There is a sense, then, in which human beings already have employed lightsail technology, and have already launched interstellar probes, so that an interstellar lightsail probe is not something speculative, but a technology that can be built today. Thus we can plausibly regard lightsails as an “entry level” interstellar technology that presents the possibility of interstellar travel for peer civilizations to our own. This observation has potentially significant implications for the interaction of civilizations in the universe.

If it is more probable that there are fewer civilizations at a higher level of technological maturity than there are civilizations at a lower level of technological accomplishment, we would expect to see a greater number of civilizations pursuing rudimentary interstellar travel, i.e., a greater number of civilizations employing entry-level interstellar technologies. Thus, if we were to encounter an interstellar probe from another civilization, the likelihood would be that it would be a rudimentary technology like a light sail, as a greater number of civilizations would be likely to achieve this level of technological development, as compared to some more advanced level of technological development.

A more sophisticated artificial interstellar probe would require technological resources not yet available to us or to a peer civilization. Thus if the Great Filter lies in the near future, the galaxy could be dense with peer civilizations, but nothing more than that. Of course, we don’t yet know if the Great Filter is in the past or the future, or if there is a single Great Filter or not. Nevertheless, a near-future Great Filter is a plausible hypothesis that we can use to formulate a scientific research program addressing the Fermi paradox.

A universe in which many peer civilizations sent out rudimentary lightsail craft for exploration would be a universe in which we would be more likely to detect a lightsail technosignature than any other kind of technosignature. This is at least as plausible as SETI, which requires present or near-term technology to project a detectable SETI beacon over interstellar distances. SETI technology and lightsail technology may be considered to be nearly on a par, so that one civilization might develop the one, and another might develop the other, and still be peer civilizations.

My remarks on the SETI paradigm may give the reader the impression that I am critical of SETI or that I consider it a waste of time. This is not the case. On the contrary, I would like to see SETI funded and vigorously pursued because a single unambiguous technosignature detection would instantly falsify the thesis of humanity’s cosmic isolation. This is low-likelihood/high payoff form of science — risky science, if you will. In the same way, exotic explanations for astronomical phenomena constitute risky science, and we are epistemically better off for always being on the verge of Kuhnian revolutionary science rather than exclusively confining ourselves to the normal science defined by mundane explanations.

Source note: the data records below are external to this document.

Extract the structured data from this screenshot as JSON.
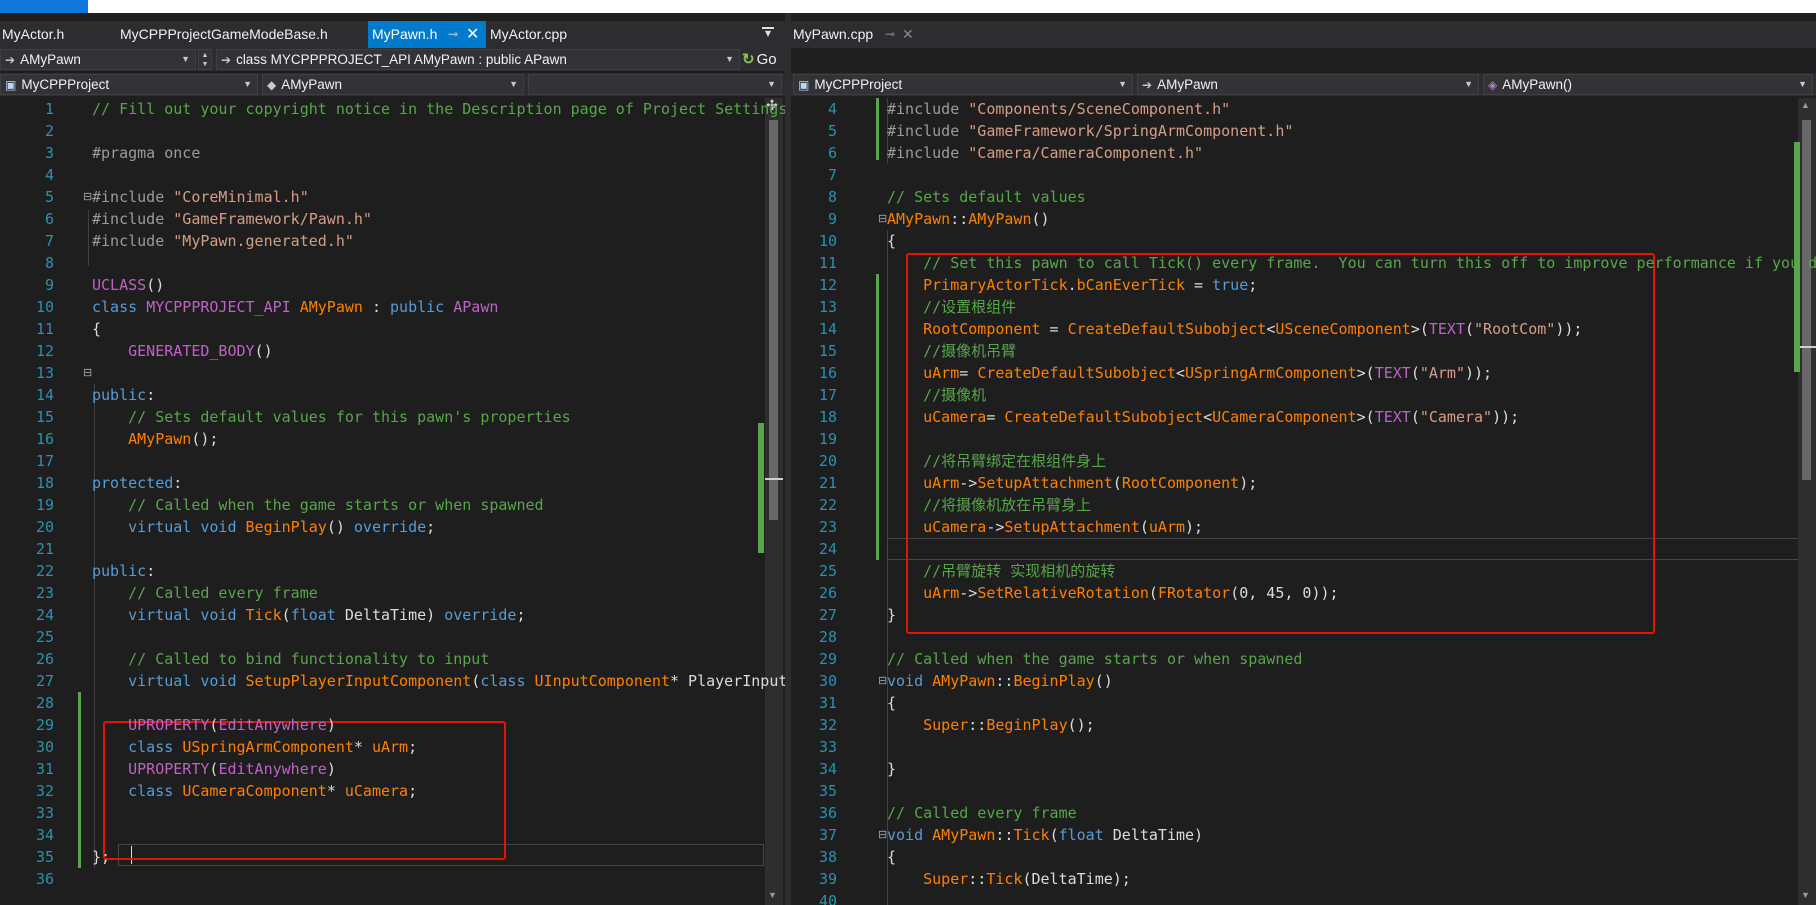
{
  "left_pane": {
    "tabs": [
      {
        "label": "MyActor.h",
        "active": false
      },
      {
        "label": "MyCPPProjectGameModeBase.h",
        "active": false
      },
      {
        "label": "MyPawn.h",
        "active": true
      },
      {
        "label": "MyActor.cpp",
        "active": false
      }
    ],
    "nav": {
      "type_combo": "AMyPawn",
      "scope_combo": "class MYCPPPROJECT_API AMyPawn : public APawn",
      "go_button": "Go",
      "project_combo": "MyCPPProject",
      "class_combo": "AMyPawn",
      "member_combo": ""
    },
    "lines": [
      {
        "n": "1",
        "seg": [
          [
            "c",
            "// Fill out your copyright notice in the Description page of Project Settings."
          ]
        ]
      },
      {
        "n": "2",
        "seg": []
      },
      {
        "n": "3",
        "seg": [
          [
            "p",
            "#pragma once"
          ]
        ]
      },
      {
        "n": "4",
        "seg": []
      },
      {
        "n": "5",
        "seg": [
          [
            "p",
            "#include "
          ],
          [
            "s",
            "\"CoreMinimal.h\""
          ]
        ]
      },
      {
        "n": "6",
        "seg": [
          [
            "p",
            "#include "
          ],
          [
            "s",
            "\"GameFramework/Pawn.h\""
          ]
        ]
      },
      {
        "n": "7",
        "seg": [
          [
            "p",
            "#include "
          ],
          [
            "s",
            "\"MyPawn.generated.h\""
          ]
        ]
      },
      {
        "n": "8",
        "seg": []
      },
      {
        "n": "9",
        "seg": [
          [
            "m",
            "UCLASS"
          ],
          [
            "n",
            "()"
          ]
        ]
      },
      {
        "n": "10",
        "seg": [
          [
            "k",
            "class "
          ],
          [
            "m",
            "MYCPPPROJECT_API "
          ],
          [
            "f",
            "AMyPawn"
          ],
          [
            "n",
            " : "
          ],
          [
            "k",
            "public "
          ],
          [
            "m",
            "APawn"
          ]
        ]
      },
      {
        "n": "11",
        "seg": [
          [
            "n",
            "{"
          ]
        ]
      },
      {
        "n": "12",
        "seg": [
          [
            "n",
            "    "
          ],
          [
            "m",
            "GENERATED_BODY"
          ],
          [
            "n",
            "()"
          ]
        ]
      },
      {
        "n": "13",
        "seg": []
      },
      {
        "n": "14",
        "seg": [
          [
            "k",
            "public"
          ],
          [
            "n",
            ":"
          ]
        ]
      },
      {
        "n": "15",
        "seg": [
          [
            "n",
            "    "
          ],
          [
            "c",
            "// Sets default values for this pawn's properties"
          ]
        ]
      },
      {
        "n": "16",
        "seg": [
          [
            "n",
            "    "
          ],
          [
            "f",
            "AMyPawn"
          ],
          [
            "n",
            "();"
          ]
        ]
      },
      {
        "n": "17",
        "seg": []
      },
      {
        "n": "18",
        "seg": [
          [
            "k",
            "protected"
          ],
          [
            "n",
            ":"
          ]
        ]
      },
      {
        "n": "19",
        "seg": [
          [
            "n",
            "    "
          ],
          [
            "c",
            "// Called when the game starts or when spawned"
          ]
        ]
      },
      {
        "n": "20",
        "seg": [
          [
            "n",
            "    "
          ],
          [
            "k",
            "virtual void "
          ],
          [
            "f",
            "BeginPlay"
          ],
          [
            "n",
            "() "
          ],
          [
            "k",
            "override"
          ],
          [
            "n",
            ";"
          ]
        ]
      },
      {
        "n": "21",
        "seg": []
      },
      {
        "n": "22",
        "seg": [
          [
            "k",
            "public"
          ],
          [
            "n",
            ":"
          ]
        ]
      },
      {
        "n": "23",
        "seg": [
          [
            "n",
            "    "
          ],
          [
            "c",
            "// Called every frame"
          ]
        ]
      },
      {
        "n": "24",
        "seg": [
          [
            "n",
            "    "
          ],
          [
            "k",
            "virtual void "
          ],
          [
            "f",
            "Tick"
          ],
          [
            "n",
            "("
          ],
          [
            "k",
            "float "
          ],
          [
            "n",
            "DeltaTime) "
          ],
          [
            "k",
            "override"
          ],
          [
            "n",
            ";"
          ]
        ]
      },
      {
        "n": "25",
        "seg": []
      },
      {
        "n": "26",
        "seg": [
          [
            "n",
            "    "
          ],
          [
            "c",
            "// Called to bind functionality to input"
          ]
        ]
      },
      {
        "n": "27",
        "seg": [
          [
            "n",
            "    "
          ],
          [
            "k",
            "virtual void "
          ],
          [
            "f",
            "SetupPlayerInputComponent"
          ],
          [
            "n",
            "("
          ],
          [
            "k",
            "class "
          ],
          [
            "f",
            "UInputComponent"
          ],
          [
            "n",
            "* PlayerInputComponent) "
          ],
          [
            "k",
            "override"
          ],
          [
            "n",
            ";"
          ]
        ]
      },
      {
        "n": "28",
        "seg": []
      },
      {
        "n": "29",
        "seg": [
          [
            "n",
            "    "
          ],
          [
            "m",
            "UPROPERTY"
          ],
          [
            "n",
            "("
          ],
          [
            "m",
            "EditAnywhere"
          ],
          [
            "n",
            ")"
          ]
        ]
      },
      {
        "n": "30",
        "seg": [
          [
            "n",
            "    "
          ],
          [
            "k",
            "class "
          ],
          [
            "f",
            "USpringArmComponent"
          ],
          [
            "n",
            "* "
          ],
          [
            "f",
            "uArm"
          ],
          [
            "n",
            ";"
          ]
        ]
      },
      {
        "n": "31",
        "seg": [
          [
            "n",
            "    "
          ],
          [
            "m",
            "UPROPERTY"
          ],
          [
            "n",
            "("
          ],
          [
            "m",
            "EditAnywhere"
          ],
          [
            "n",
            ")"
          ]
        ]
      },
      {
        "n": "32",
        "seg": [
          [
            "n",
            "    "
          ],
          [
            "k",
            "class "
          ],
          [
            "f",
            "UCameraComponent"
          ],
          [
            "n",
            "* "
          ],
          [
            "f",
            "uCamera"
          ],
          [
            "n",
            ";"
          ]
        ]
      },
      {
        "n": "33",
        "seg": []
      },
      {
        "n": "34",
        "seg": []
      },
      {
        "n": "35",
        "seg": [
          [
            "n",
            "};"
          ]
        ]
      },
      {
        "n": "36",
        "seg": []
      }
    ]
  },
  "right_pane": {
    "tabs": [
      {
        "label": "MyPawn.cpp",
        "active": false
      }
    ],
    "nav": {
      "project_combo": "MyCPPProject",
      "class_combo": "AMyPawn",
      "member_combo": "AMyPawn()"
    },
    "lines": [
      {
        "n": "4",
        "seg": [
          [
            "p",
            "#include "
          ],
          [
            "s",
            "\"Components/SceneComponent.h\""
          ]
        ]
      },
      {
        "n": "5",
        "seg": [
          [
            "p",
            "#include "
          ],
          [
            "s",
            "\"GameFramework/SpringArmComponent.h\""
          ]
        ]
      },
      {
        "n": "6",
        "seg": [
          [
            "p",
            "#include "
          ],
          [
            "s",
            "\"Camera/CameraComponent.h\""
          ]
        ]
      },
      {
        "n": "7",
        "seg": []
      },
      {
        "n": "8",
        "seg": [
          [
            "c",
            "// Sets default values"
          ]
        ]
      },
      {
        "n": "9",
        "seg": [
          [
            "f",
            "AMyPawn"
          ],
          [
            "n",
            "::"
          ],
          [
            "f",
            "AMyPawn"
          ],
          [
            "n",
            "()"
          ]
        ]
      },
      {
        "n": "10",
        "seg": [
          [
            "n",
            "{"
          ]
        ]
      },
      {
        "n": "11",
        "seg": [
          [
            "n",
            "    "
          ],
          [
            "c",
            "// Set this pawn to call Tick() every frame.  You can turn this off to improve performance if you don't need it."
          ]
        ]
      },
      {
        "n": "12",
        "seg": [
          [
            "n",
            "    "
          ],
          [
            "f",
            "PrimaryActorTick"
          ],
          [
            "n",
            "."
          ],
          [
            "f",
            "bCanEverTick"
          ],
          [
            "n",
            " = "
          ],
          [
            "k",
            "true"
          ],
          [
            "n",
            ";"
          ]
        ]
      },
      {
        "n": "13",
        "seg": [
          [
            "n",
            "    "
          ],
          [
            "c",
            "//设置根组件"
          ]
        ]
      },
      {
        "n": "14",
        "seg": [
          [
            "n",
            "    "
          ],
          [
            "f",
            "RootComponent"
          ],
          [
            "n",
            " = "
          ],
          [
            "f",
            "CreateDefaultSubobject"
          ],
          [
            "n",
            "<"
          ],
          [
            "f",
            "USceneComponent"
          ],
          [
            "n",
            ">("
          ],
          [
            "m",
            "TEXT"
          ],
          [
            "n",
            "("
          ],
          [
            "s",
            "\"RootCom\""
          ],
          [
            "n",
            "));"
          ]
        ]
      },
      {
        "n": "15",
        "seg": [
          [
            "n",
            "    "
          ],
          [
            "c",
            "//摄像机吊臂"
          ]
        ]
      },
      {
        "n": "16",
        "seg": [
          [
            "n",
            "    "
          ],
          [
            "f",
            "uArm"
          ],
          [
            "n",
            "= "
          ],
          [
            "f",
            "CreateDefaultSubobject"
          ],
          [
            "n",
            "<"
          ],
          [
            "f",
            "USpringArmComponent"
          ],
          [
            "n",
            ">("
          ],
          [
            "m",
            "TEXT"
          ],
          [
            "n",
            "("
          ],
          [
            "s",
            "\"Arm\""
          ],
          [
            "n",
            "));"
          ]
        ]
      },
      {
        "n": "17",
        "seg": [
          [
            "n",
            "    "
          ],
          [
            "c",
            "//摄像机"
          ]
        ]
      },
      {
        "n": "18",
        "seg": [
          [
            "n",
            "    "
          ],
          [
            "f",
            "uCamera"
          ],
          [
            "n",
            "= "
          ],
          [
            "f",
            "CreateDefaultSubobject"
          ],
          [
            "n",
            "<"
          ],
          [
            "f",
            "UCameraComponent"
          ],
          [
            "n",
            ">("
          ],
          [
            "m",
            "TEXT"
          ],
          [
            "n",
            "("
          ],
          [
            "s",
            "\"Camera\""
          ],
          [
            "n",
            "));"
          ]
        ]
      },
      {
        "n": "19",
        "seg": []
      },
      {
        "n": "20",
        "seg": [
          [
            "n",
            "    "
          ],
          [
            "c",
            "//将吊臂绑定在根组件身上"
          ]
        ]
      },
      {
        "n": "21",
        "seg": [
          [
            "n",
            "    "
          ],
          [
            "f",
            "uArm"
          ],
          [
            "n",
            "->"
          ],
          [
            "f",
            "SetupAttachment"
          ],
          [
            "n",
            "("
          ],
          [
            "f",
            "RootComponent"
          ],
          [
            "n",
            ");"
          ]
        ]
      },
      {
        "n": "22",
        "seg": [
          [
            "n",
            "    "
          ],
          [
            "c",
            "//将摄像机放在吊臂身上"
          ]
        ]
      },
      {
        "n": "23",
        "seg": [
          [
            "n",
            "    "
          ],
          [
            "f",
            "uCamera"
          ],
          [
            "n",
            "->"
          ],
          [
            "f",
            "SetupAttachment"
          ],
          [
            "n",
            "("
          ],
          [
            "f",
            "uArm"
          ],
          [
            "n",
            ");"
          ]
        ]
      },
      {
        "n": "24",
        "seg": []
      },
      {
        "n": "25",
        "seg": [
          [
            "n",
            "    "
          ],
          [
            "c",
            "//吊臂旋转 实现相机的旋转"
          ]
        ]
      },
      {
        "n": "26",
        "seg": [
          [
            "n",
            "    "
          ],
          [
            "f",
            "uArm"
          ],
          [
            "n",
            "->"
          ],
          [
            "f",
            "SetRelativeRotation"
          ],
          [
            "n",
            "("
          ],
          [
            "f",
            "FRotator"
          ],
          [
            "n",
            "(0, 45, 0));"
          ]
        ]
      },
      {
        "n": "27",
        "seg": [
          [
            "n",
            "}"
          ]
        ]
      },
      {
        "n": "28",
        "seg": []
      },
      {
        "n": "29",
        "seg": [
          [
            "c",
            "// Called when the game starts or when spawned"
          ]
        ]
      },
      {
        "n": "30",
        "seg": [
          [
            "k",
            "void "
          ],
          [
            "f",
            "AMyPawn"
          ],
          [
            "n",
            "::"
          ],
          [
            "f",
            "BeginPlay"
          ],
          [
            "n",
            "()"
          ]
        ]
      },
      {
        "n": "31",
        "seg": [
          [
            "n",
            "{"
          ]
        ]
      },
      {
        "n": "32",
        "seg": [
          [
            "n",
            "    "
          ],
          [
            "f",
            "Super"
          ],
          [
            "n",
            "::"
          ],
          [
            "f",
            "BeginPlay"
          ],
          [
            "n",
            "();"
          ]
        ]
      },
      {
        "n": "33",
        "seg": []
      },
      {
        "n": "34",
        "seg": [
          [
            "n",
            "}"
          ]
        ]
      },
      {
        "n": "35",
        "seg": []
      },
      {
        "n": "36",
        "seg": [
          [
            "c",
            "// Called every frame"
          ]
        ]
      },
      {
        "n": "37",
        "seg": [
          [
            "k",
            "void "
          ],
          [
            "f",
            "AMyPawn"
          ],
          [
            "n",
            "::"
          ],
          [
            "f",
            "Tick"
          ],
          [
            "n",
            "("
          ],
          [
            "k",
            "float "
          ],
          [
            "n",
            "DeltaTime)"
          ]
        ]
      },
      {
        "n": "38",
        "seg": [
          [
            "n",
            "{"
          ]
        ]
      },
      {
        "n": "39",
        "seg": [
          [
            "n",
            "    "
          ],
          [
            "f",
            "Super"
          ],
          [
            "n",
            "::"
          ],
          [
            "f",
            "Tick"
          ],
          [
            "n",
            "(DeltaTime);"
          ]
        ]
      },
      {
        "n": "40",
        "seg": []
      }
    ]
  },
  "icons": {
    "tab_pin": "pin-icon",
    "tab_close": "close-icon",
    "nav_arrow": "arrow-right-icon",
    "go": "go-icon",
    "project": "project-icon",
    "class": "class-icon",
    "method": "method-icon"
  },
  "colors": {
    "editor_bg": "#1e1e1e",
    "chrome_bg": "#2d2d30",
    "active_tab": "#007acc",
    "keyword": "#569cd6",
    "comment": "#57a64a",
    "string": "#d69d85",
    "macro": "#bd63c5",
    "identifier": "#ff8000",
    "line_number": "#2b91af",
    "annotation_box": "#e51400"
  }
}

Though I strongly support SETI research, and I regard SETI as among the most interesting sciences (and certainly among the sciences that have influenced me the most), I do not expect SETI to be successful. The idea that we live in a densely populated universe in which civilizations share an Encyclopedia Galactica among themselves by radio or lasers is, fortunately, a testable and falsifiable hypothesis. I regard SETI research as engaging in the incremental falsification of this hypothesis: it cannot be entirely dismissed as of yet, but we can cut it down by process of elimination.

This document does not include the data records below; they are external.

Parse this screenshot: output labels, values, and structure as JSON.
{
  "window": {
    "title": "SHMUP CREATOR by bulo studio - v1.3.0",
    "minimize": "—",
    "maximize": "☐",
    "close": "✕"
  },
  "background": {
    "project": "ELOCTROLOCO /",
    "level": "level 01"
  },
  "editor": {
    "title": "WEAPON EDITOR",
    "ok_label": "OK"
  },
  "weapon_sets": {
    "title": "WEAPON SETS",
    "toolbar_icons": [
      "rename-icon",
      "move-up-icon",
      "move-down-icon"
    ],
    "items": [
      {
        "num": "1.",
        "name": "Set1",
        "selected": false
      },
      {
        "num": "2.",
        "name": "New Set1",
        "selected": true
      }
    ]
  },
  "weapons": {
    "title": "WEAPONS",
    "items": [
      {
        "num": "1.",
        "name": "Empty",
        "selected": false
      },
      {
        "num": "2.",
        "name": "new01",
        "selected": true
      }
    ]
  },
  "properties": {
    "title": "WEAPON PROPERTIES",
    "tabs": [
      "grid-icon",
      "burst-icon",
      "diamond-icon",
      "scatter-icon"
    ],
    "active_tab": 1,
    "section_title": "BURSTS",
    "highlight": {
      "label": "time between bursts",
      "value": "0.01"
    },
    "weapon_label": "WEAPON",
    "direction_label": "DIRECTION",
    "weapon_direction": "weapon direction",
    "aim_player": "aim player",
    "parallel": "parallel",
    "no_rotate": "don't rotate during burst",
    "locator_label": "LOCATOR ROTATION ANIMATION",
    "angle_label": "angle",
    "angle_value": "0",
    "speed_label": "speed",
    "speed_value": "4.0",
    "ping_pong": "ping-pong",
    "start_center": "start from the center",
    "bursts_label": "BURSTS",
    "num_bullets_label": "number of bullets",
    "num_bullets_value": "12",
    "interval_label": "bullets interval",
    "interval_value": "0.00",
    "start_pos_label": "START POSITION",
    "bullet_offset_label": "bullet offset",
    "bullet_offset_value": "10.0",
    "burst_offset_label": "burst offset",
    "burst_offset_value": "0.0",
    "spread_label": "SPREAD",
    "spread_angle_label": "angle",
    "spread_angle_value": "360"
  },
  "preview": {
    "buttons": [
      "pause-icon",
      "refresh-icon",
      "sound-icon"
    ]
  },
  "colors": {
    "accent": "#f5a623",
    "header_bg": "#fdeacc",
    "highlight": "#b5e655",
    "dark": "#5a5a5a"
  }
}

On the other hand, the technosignatures of lightsails, even if they are quite common in the universe, are likely to be very subtle and difficult to detect. It would be a beautiful and compelling response to the Fermi paradox if diaphanous lightsails filled our galaxy like dragonflies and butterflies flitting around a meadow at dusk, and we are only now on the cusp of developing the means to catch them in our net. I do not regard this as being in the least bit likely, much less demonstrated by argument or evidence, but it is an idea worth considering, and it also poses further questions about what other rudimentary technosignatures might betray civilizations that do not broadcast their existence to the wider universe.

One Man Think Tank